When is it taxable
When a person is deemed to be trading in properties, the gains from the sale of property in Singapore is income and it is taxable. As to whether a person is deemed to be carrying on a trade, it depends on the circumstances of that individual.
To determine if a person is trading in properties, IRAS applies a set of guidelines known as the "badges of trade". There are criteria under the badges of trade and IRAS considers all facts of each case to determine whether the gains are taxable.
Examples of the criteria are as follows:
• Frequency of transactions (buying and selling of properties)
• Reasons for acquiring and selling of property
• Financial means to hold the property for long term
• Holding period
Brief History of Taxation in Singapore
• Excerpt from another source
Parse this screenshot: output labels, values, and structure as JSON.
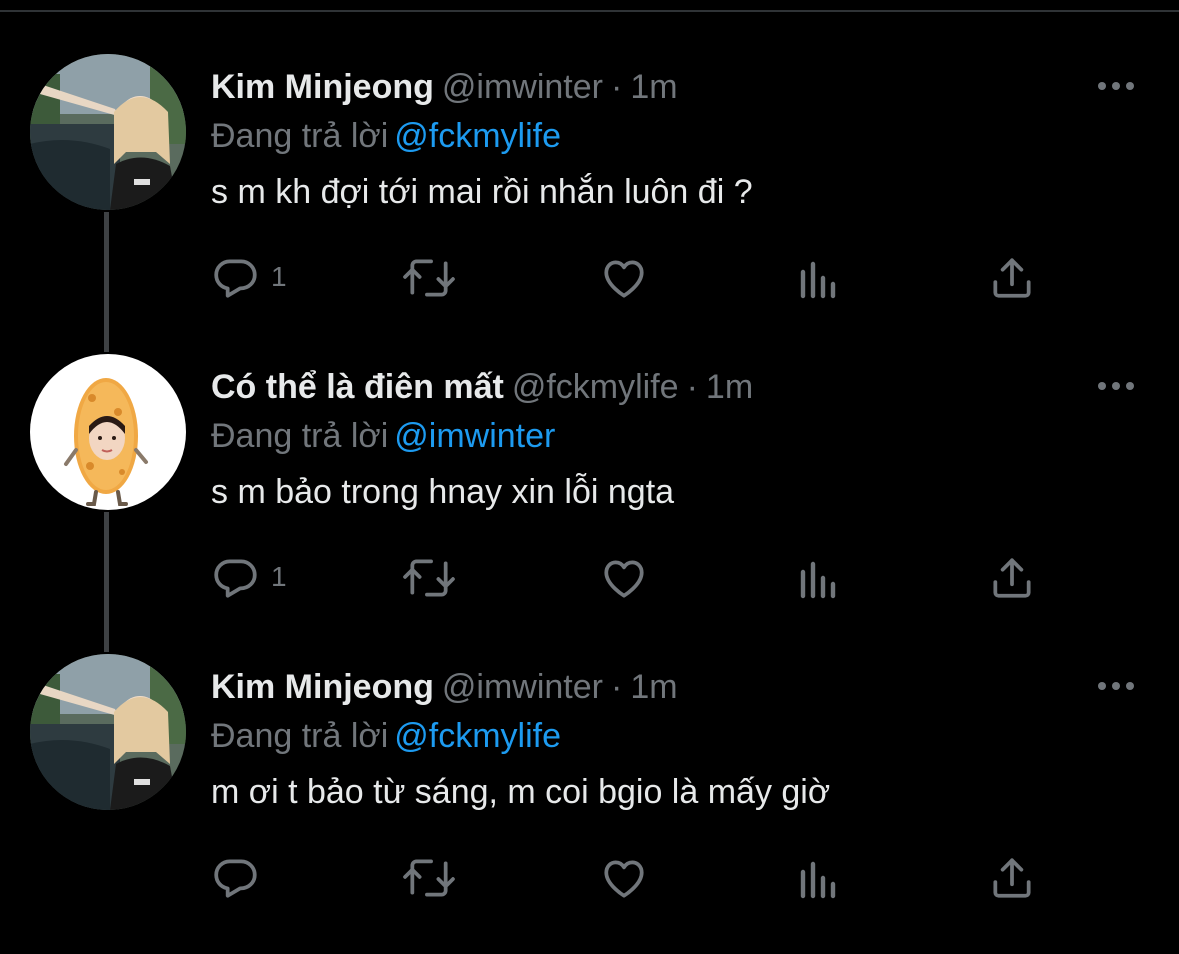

Debated since before World War I, income tax had been introduced briefly during World War I and II to raise revenue for the war effort. But the tax was unpopular, and with many opposing the need for it, income tax stayed off the agenda.
The end of World War II highlighted the need for new infrastructure and fresh sources of revenue, giving renewed impetus to the introduction of income tax.
In 1947 Income Tax was introduced in Singapore under the British colonial government. In 1948 the Income Tax Act was imposed. The Act was based on the Model Colonial Territories Income Tax Ordinance 1922, which was devised for British colonies at that time. Therefore, Singapore’s tax laws share common historical roots with those of Malaysia, Australia, New Zealand and South Africa.
With Independence in 1965, Singapore promoted a policy of rapid industrialisation and building an export oriented industrial base, to stimulate growth and employment. Hence in the 1960s labour-intensive industries were encouraged by tax incentives. The Economic Expansion Incentives Act was introduced in 1967. Companies which managed to grow their exports enjoyed as much as a 90% tax exemption on the increased export income. Interest paid on foreign loans granted to a local industrial company was tax exempt.
In the 1970s growth of the service sector was high on the government’s agenda. Tax policy played its part in the financial sector with the exemption of interest on Asian dollar bonds from 1973. Shipping was also actively promoted. Income from the operation and charter of Singapore ships drew tax exemptions. Tax measures to support urban redevelopment were also introduced. Different property taxes were also phased out. Tax policies in the 1970s were also influenced by social needs. Contributions to the Central Provident Fund were tax deductible and other tax relief measures were introduced.
As Singapore became more developed, it became a more expensive place for businesses in the 1980s. Measures to revamp the economy, with the aim of making it more competitive was introduced. Changes to government policies, incentives and taxes were considered. The late 1980s marked a significant shift towards lowering both corporate and individual taxes. In 1987 corporate tax rates were lowered from 40% to 33%.
This period witnessed major changes in tax policies. There was a shift towards lower direct taxes and the focus was on indirect taxes. The trend towards indirect taxation resulted in the introduction of the Goods and Services Tax (GST) in 1994. It is a tax on domestic consumption and applies to all goods and services supplied in Singapore except for financial services and residential properties. It was in this period that the trend of lowering corporate and individual tax rates accelerated.
2000 and beyond
This has been the phase of innovation and entrepreneurship. A number of measures were, and are being introduced to attract foreign talent and investment. Tax rates were further lowered and currently capped at 18% (17% from 2010) for companies and 20% for individuals. This period witnessed the introduction of group relief and the one-tier corporate tax system.